Sophie: Both schools are liberal arts schools. But my university does not only focus on social sciences.

  1. What was the biggest culture shock for you?

Dave: One of the bigger culture shocks is that, it is odd to eat pasta with every meal because I can eat rice with every meal. For the long time, I have thought that rice to people from Hong Kong is equivalent to pasta for the Europeans. Unbelievable! Actually, my biggest cultural shock is the way romantic relationships are handled here. The sheer number of romantic relationships that some of my Spanish, French friends have had is simply mind-blowing for me. Some of them have had an experience so early, that I had to do a quick Google check, to see if that is even legal. Unbelievable!

Sophie: The fact that Europeans do not eat peanut butter. Since I am a peanut butter lover, I was so surprised that it is difficult to find it here.

  1. How do you fell about the current situation in Hong Kong?

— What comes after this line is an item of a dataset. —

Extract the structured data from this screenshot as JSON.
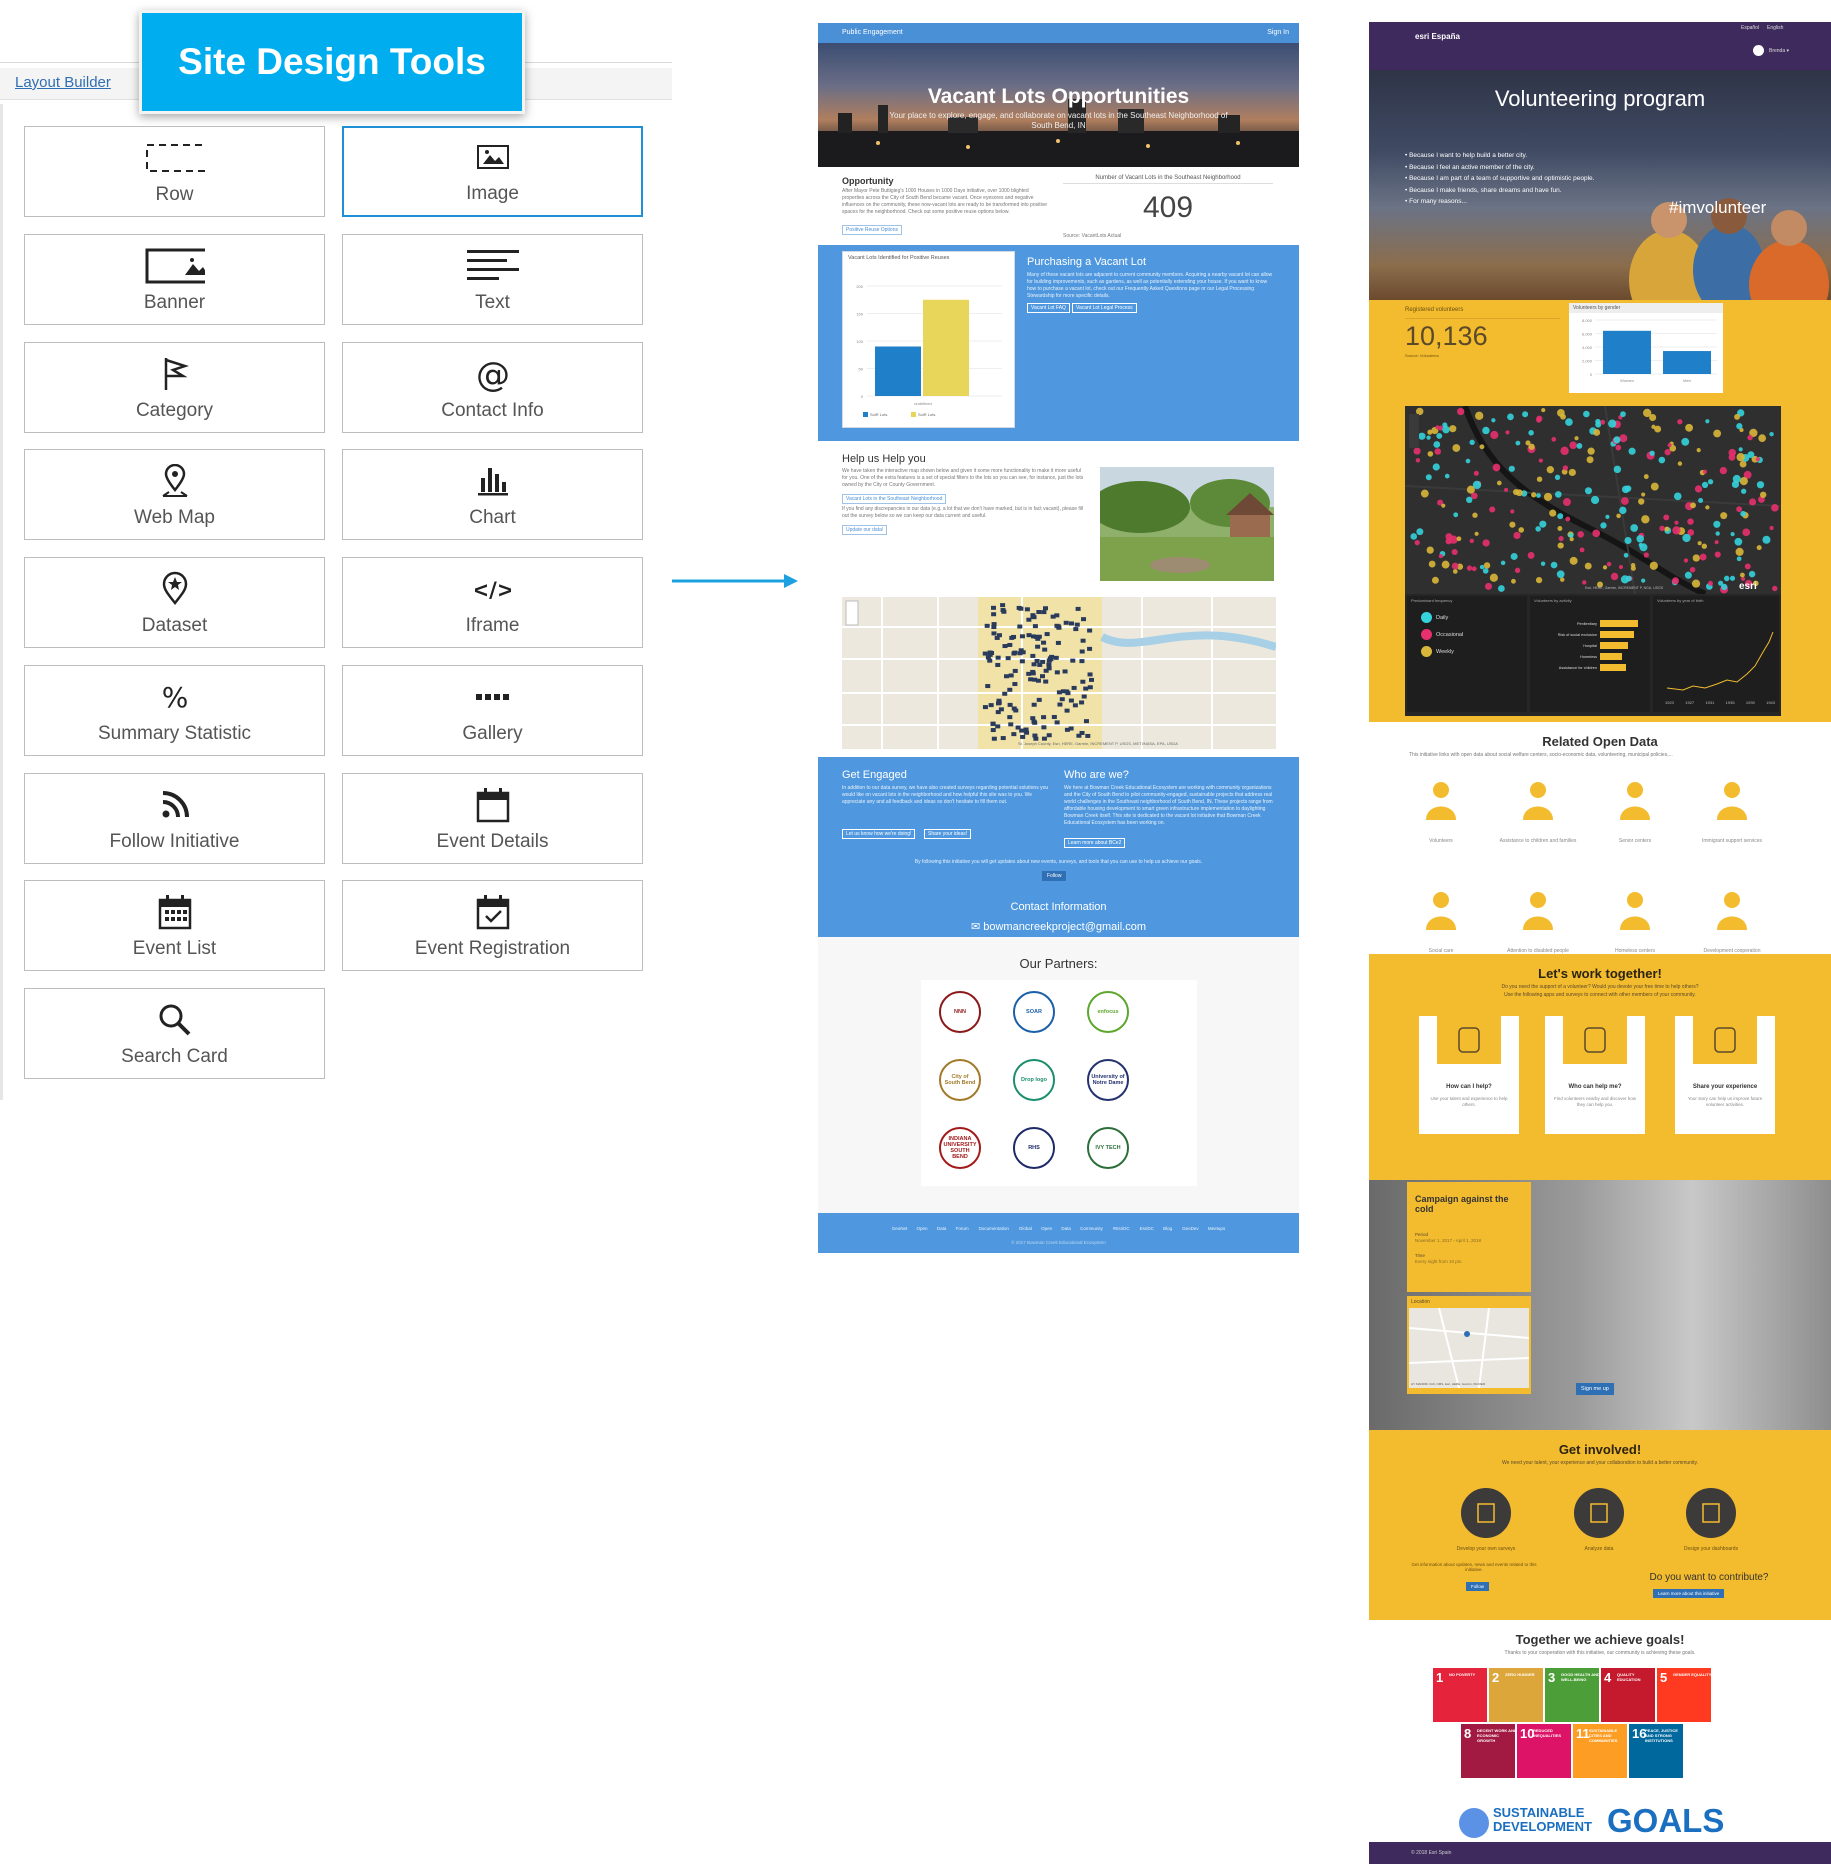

Dave: I feel like it is hard for foreigners to really understand the nuances of the movement and sometimes it can be quite frustrating to explain to them what the movement is all about. Let’s take the element of violence as an example, the protests in Hong Kong are now mostly violent. Hong Kong people never shy away from admitting that we perceive violence as a tool to fight for what we want, the five demands. On the contrary, it is the pro-china, pro-government media that separates the violent rioters and the peaceful protesters in an attempt to marginalize and demonize the violent protesters while in reality, the peaceful protesters support most of the violence because we know that they are the most crucial power that this movement has. Without the violence and the demonized violent protestors, this movement would have been a failure at the very beginning. It is really awkward to explain this, because most foreigners’ understanding of the philosophy and the tactics of the protesters are very shallow, and frankly they might be supporting Hong Kong for the wrong reason.

Sophie: I wish all the best to Hong Kong.

  1. Can you imagine spending your whole life in Hong Kong?

Dave: Yes. Despite the political uncertainty and many disadvantages of an insanely populated city, this is my home. The language, the food, the people, this is where I belong.

Sophie: Yes. Maybe I will live somewhere else for a short time, but I will definitely stay there for my whole life.

  1. What is your biggest dream in life?

Dave: For now, to see Hong Kong win.

Sophie: I haven't really thought about it. But be kind and hardworking is my motto.